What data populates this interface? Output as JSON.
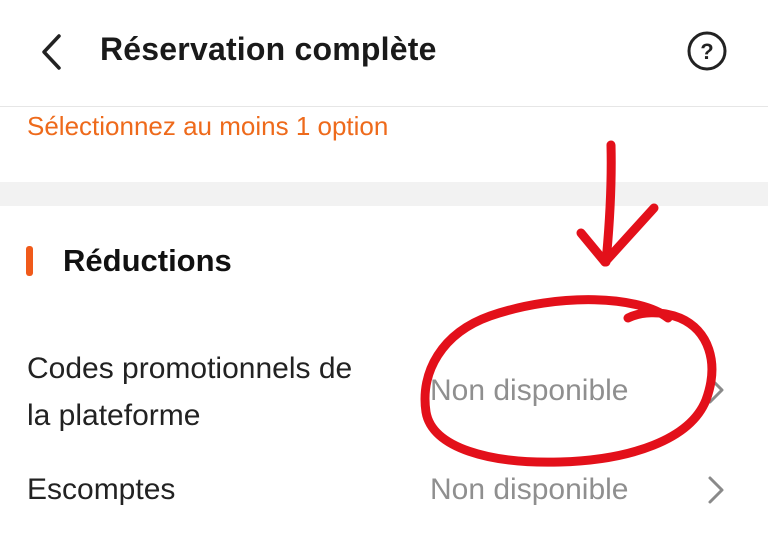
{
  "header": {
    "title": "Réservation complète",
    "back_icon": "chevron-left-icon",
    "help_icon": "question-circle-icon"
  },
  "hint": "Sélectionnez au moins 1 option",
  "section": {
    "title": "Réductions",
    "accent_color": "#f05a1a"
  },
  "rows": [
    {
      "label_line1": "Codes promotionnels de",
      "label_line2": "la plateforme",
      "value": "Non disponible"
    },
    {
      "label": "Escomptes",
      "value": "Non disponible"
    }
  ],
  "colors": {
    "hint": "#ee6a1b",
    "value_text": "#8f8f8f",
    "annotation": "#e3101a"
  }
}
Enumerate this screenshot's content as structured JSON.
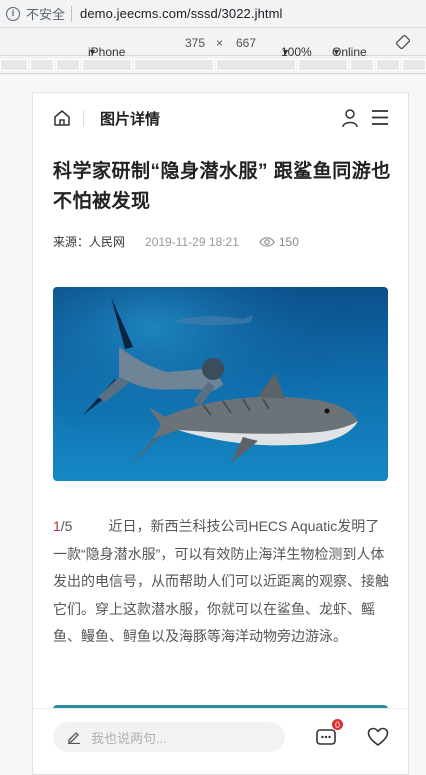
{
  "browser": {
    "insecure_label": "不安全",
    "url": "demo.jeecms.com/sssd/3022.jhtml"
  },
  "device_toolbar": {
    "device": "iPhone 6/...",
    "width": "375",
    "times": "×",
    "height": "667",
    "zoom": "100%",
    "network": "Online"
  },
  "header": {
    "title": "图片详情"
  },
  "article": {
    "title": "科学家研制“隐身潜水服” 跟鲨鱼同游也不怕被发现",
    "source": "来源：人民网",
    "time": "2019-11-29 18:21",
    "views": "150",
    "page_current": "1",
    "page_total": "/5",
    "body": "近日，新西兰科技公司HECS Aquatic发明了一款“隐身潜水服”，可以有效防止海洋生物检测到人体发出的电信号，从而帮助人们可以近距离的观察、接触它们。穿上这款潜水服，你就可以在鲨鱼、龙虾、鳐鱼、鳗鱼、鲟鱼以及海豚等海洋动物旁边游泳。"
  },
  "footer": {
    "comment_placeholder": "我也说两句...",
    "comment_count": "0"
  },
  "colors": {
    "accent": "#c5283d",
    "badge": "#e02b2b"
  }
}
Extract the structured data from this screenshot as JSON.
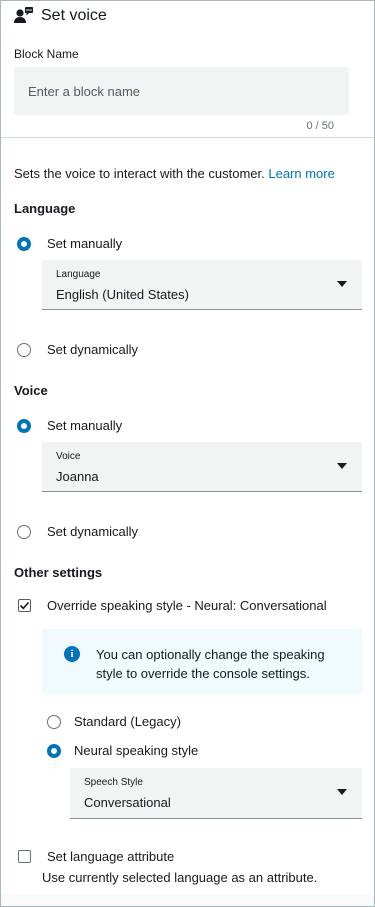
{
  "header": {
    "title": "Set voice",
    "icon": "contact-voice-icon"
  },
  "block_name": {
    "label": "Block Name",
    "placeholder": "Enter a block name",
    "value": "",
    "counter": "0 / 50"
  },
  "description": {
    "text": "Sets the voice to interact with the customer.",
    "link": "Learn more"
  },
  "language": {
    "title": "Language",
    "manual_label": "Set manually",
    "select_label": "Language",
    "select_value": "English (United States)",
    "dynamic_label": "Set dynamically",
    "selected": "manual"
  },
  "voice": {
    "title": "Voice",
    "manual_label": "Set manually",
    "select_label": "Voice",
    "select_value": "Joanna",
    "dynamic_label": "Set dynamically",
    "selected": "manual"
  },
  "other": {
    "title": "Other settings",
    "override_label": "Override speaking style - Neural: Conversational",
    "override_checked": true,
    "info_text": "You can optionally change the speaking style to override the console settings.",
    "standard_label": "Standard (Legacy)",
    "neural_label": "Neural speaking style",
    "speaking_selected": "neural",
    "speech_select_label": "Speech Style",
    "speech_select_value": "Conversational",
    "lang_attr_label": "Set language attribute",
    "lang_attr_checked": false,
    "lang_attr_desc": "Use currently selected language as an attribute."
  },
  "colors": {
    "accent": "#0073bb",
    "info_bg": "#f1faff",
    "input_bg": "#f2f3f3"
  }
}
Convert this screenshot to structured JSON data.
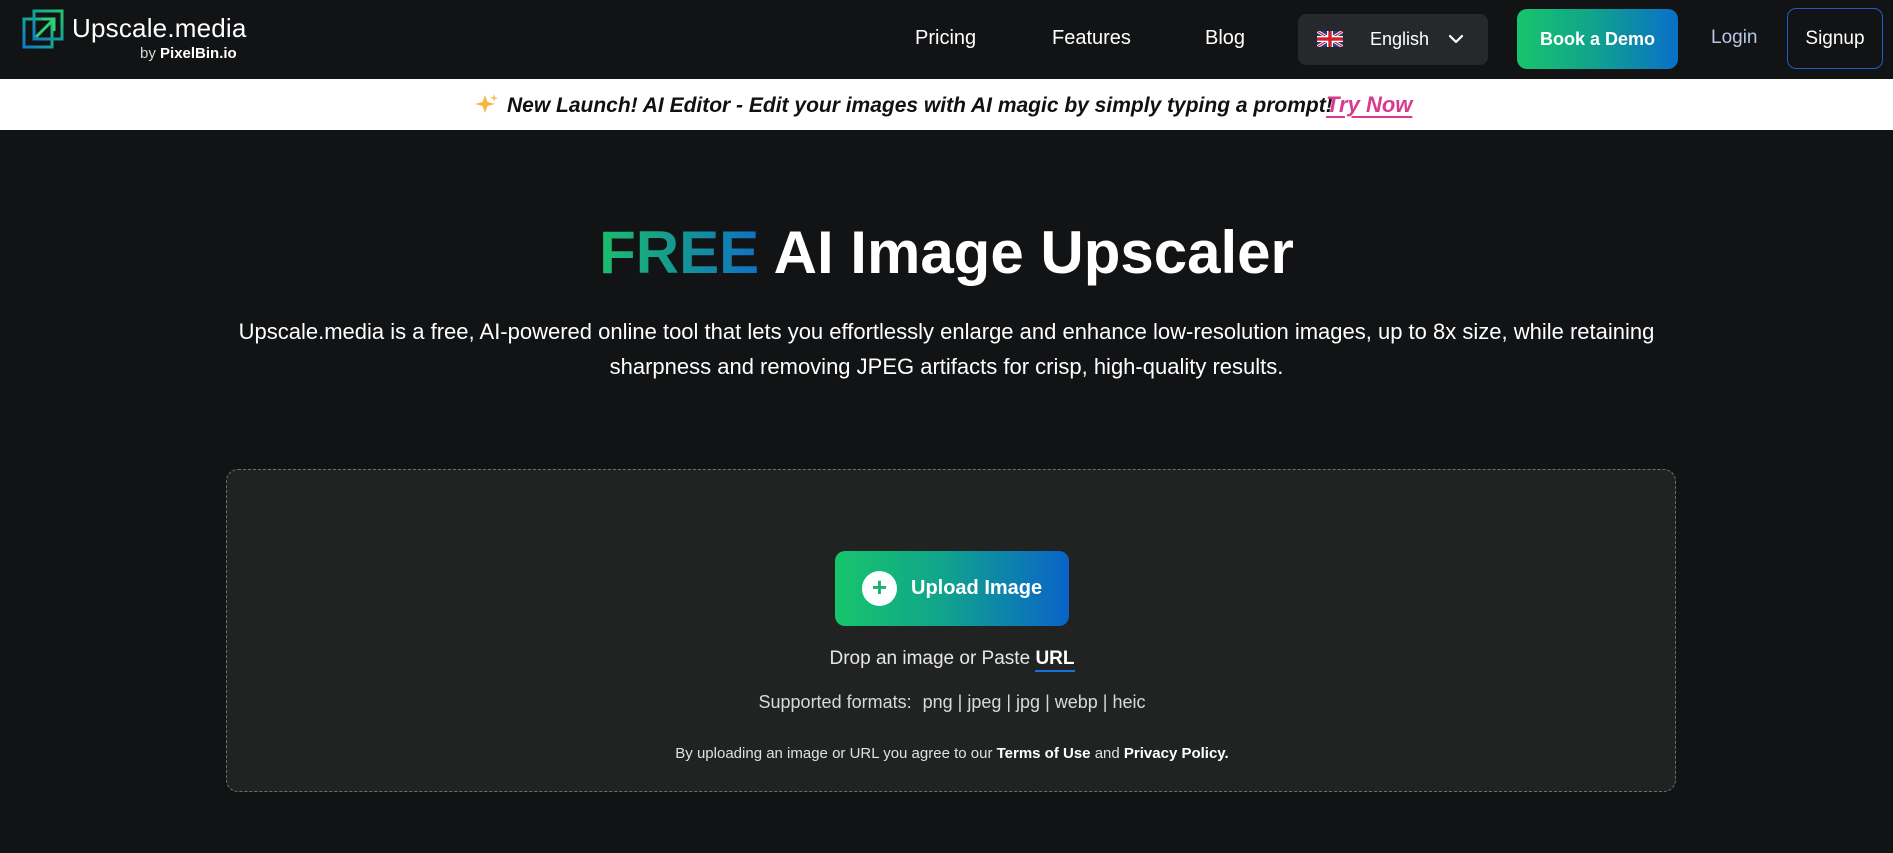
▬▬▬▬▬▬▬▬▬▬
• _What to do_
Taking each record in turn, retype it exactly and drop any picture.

• _Output of the task_
What data populates this interface? Output as JSON.
{
  "header": {
    "title": "Réservation complète",
    "back_icon": "chevron-left-icon",
    "help_icon": "question-circle-icon"
  },
  "hint": "Sélectionnez au moins 1 option",
  "section": {
    "title": "Réductions",
    "accent_color": "#f05a1a"
  },
  "rows": [
    {
      "label_line1": "Codes promotionnels de",
      "label_line2": "la plateforme",
      "value": "Non disponible"
    },
    {
      "label": "Escomptes",
      "value": "Non disponible"
    }
  ],
  "colors": {
    "hint": "#ee6a1b",
    "value_text": "#8f8f8f",
    "annotation": "#e3101a"
  }
}
Enumerate this screenshot's content as structured JSON.
{
  "browser": {
    "insecure_label": "不安全",
    "url": "demo.jeecms.com/sssd/3022.jhtml"
  },
  "device_toolbar": {
    "device": "iPhone 6/...",
    "width": "375",
    "times": "×",
    "height": "667",
    "zoom": "100%",
    "network": "Online"
  },
  "header": {
    "title": "图片详情"
  },
  "article": {
    "title": "科学家研制“隐身潜水服” 跟鲨鱼同游也不怕被发现",
    "source": "来源：人民网",
    "time": "2019-11-29 18:21",
    "views": "150",
    "page_current": "1",
    "page_total": "/5",
    "body": "近日，新西兰科技公司HECS Aquatic发明了一款“隐身潜水服”，可以有效防止海洋生物检测到人体发出的电信号，从而帮助人们可以近距离的观察、接触它们。穿上这款潜水服，你就可以在鲨鱼、龙虾、鳐鱼、鳗鱼、鲟鱼以及海豚等海洋动物旁边游泳。"
  },
  "footer": {
    "comment_placeholder": "我也说两句...",
    "comment_count": "0"
  },
  "colors": {
    "accent": "#c5283d",
    "badge": "#e02b2b"
  }
}
Extract the structured data from this screenshot as JSON.
{
  "header": {
    "title": "Set voice",
    "icon": "contact-voice-icon"
  },
  "block_name": {
    "label": "Block Name",
    "placeholder": "Enter a block name",
    "value": "",
    "counter": "0 / 50"
  },
  "description": {
    "text": "Sets the voice to interact with the customer.",
    "link": "Learn more"
  },
  "language": {
    "title": "Language",
    "manual_label": "Set manually",
    "select_label": "Language",
    "select_value": "English (United States)",
    "dynamic_label": "Set dynamically",
    "selected": "manual"
  },
  "voice": {
    "title": "Voice",
    "manual_label": "Set manually",
    "select_label": "Voice",
    "select_value": "Joanna",
    "dynamic_label": "Set dynamically",
    "selected": "manual"
  },
  "other": {
    "title": "Other settings",
    "override_label": "Override speaking style - Neural: Conversational",
    "override_checked": true,
    "info_text": "You can optionally change the speaking style to override the console settings.",
    "standard_label": "Standard (Legacy)",
    "neural_label": "Neural speaking style",
    "speaking_selected": "neural",
    "speech_select_label": "Speech Style",
    "speech_select_value": "Conversational",
    "lang_attr_label": "Set language attribute",
    "lang_attr_checked": false,
    "lang_attr_desc": "Use currently selected language as an attribute."
  },
  "colors": {
    "accent": "#0073bb",
    "info_bg": "#f1faff",
    "input_bg": "#f2f3f3"
  }
}
Convert this screenshot to structured JSON data.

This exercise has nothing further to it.